Charterhouse Street, EC1

The Murder Bag, Chapter 16

There was a sign at Fred’s, and as the gym emptied near closing time I stood up looking at it. It was placed between a posed black and white photograph of Sonny Liston and a picture of a dozen Cuban kids sparring in a ring with ropes like snapped elastic.


It was a good message, and there had been times when I’d believed in it, and it had helped me. But not today. Today I did not feel that the thick burning knot of pain in my lower back was just weakness leaving the body.

Today pain was just pain.

Fred walked in. He went over to the music system and fiddled about with it until he found some early Clash. The gym was filled with the crashing guitar chords of Mick Jones and Joe Strummer’s machine-gun bark. Fred picked up a towel that somebody had dropped on the floor and went off to put it in the laundry. When he came back I was leaning against the ropes and staring at the square we call a ring. My back was stiff with pain, and I reflected on the fact that the things that hurt me the most were a source of entertainment for others.

Fred and I leaned on the ropes, the sweet stink of a boxing gym all around us, The Clash at full volume, and the silence between us was not awkward.

And then he spoke.

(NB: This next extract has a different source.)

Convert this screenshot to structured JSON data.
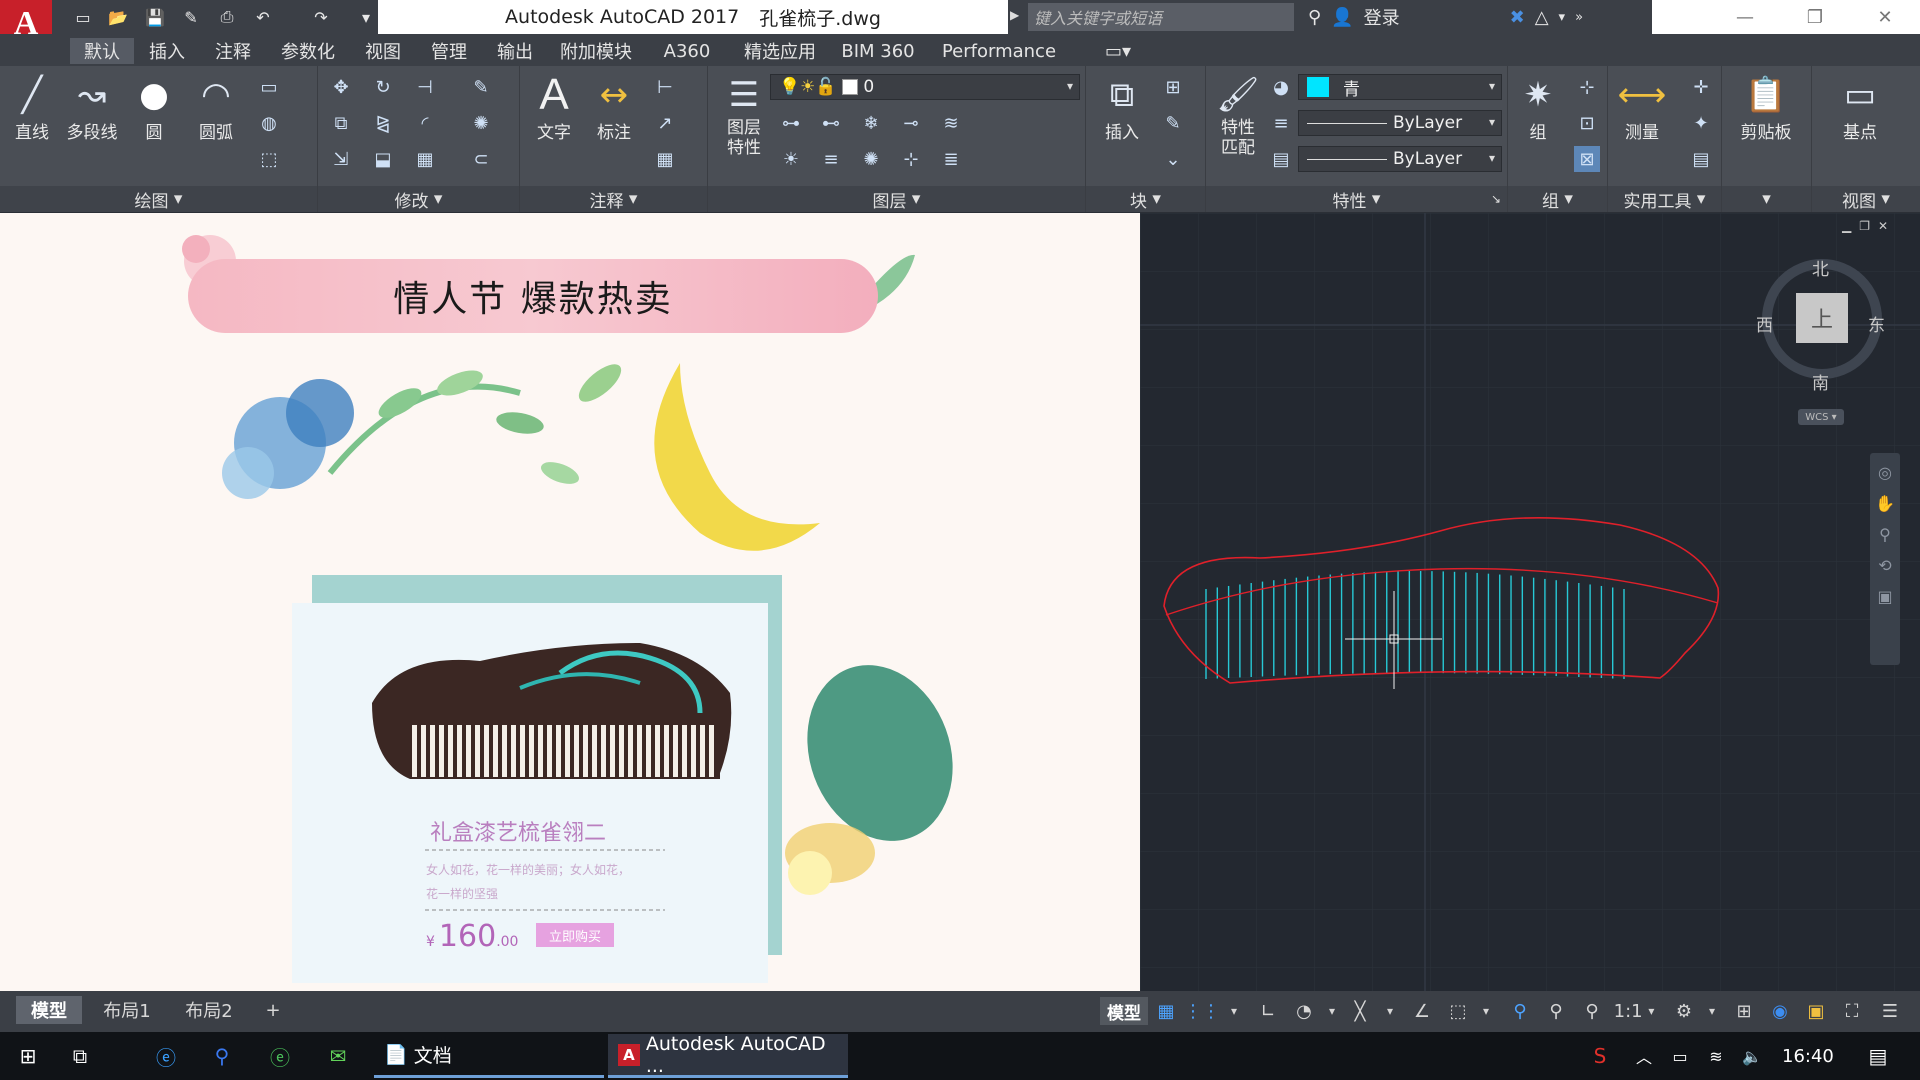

“It’s not about how hard you can hit,” he said. “It’s about how hard you get hit and then keep going – for just long enough to hit the bastards back.”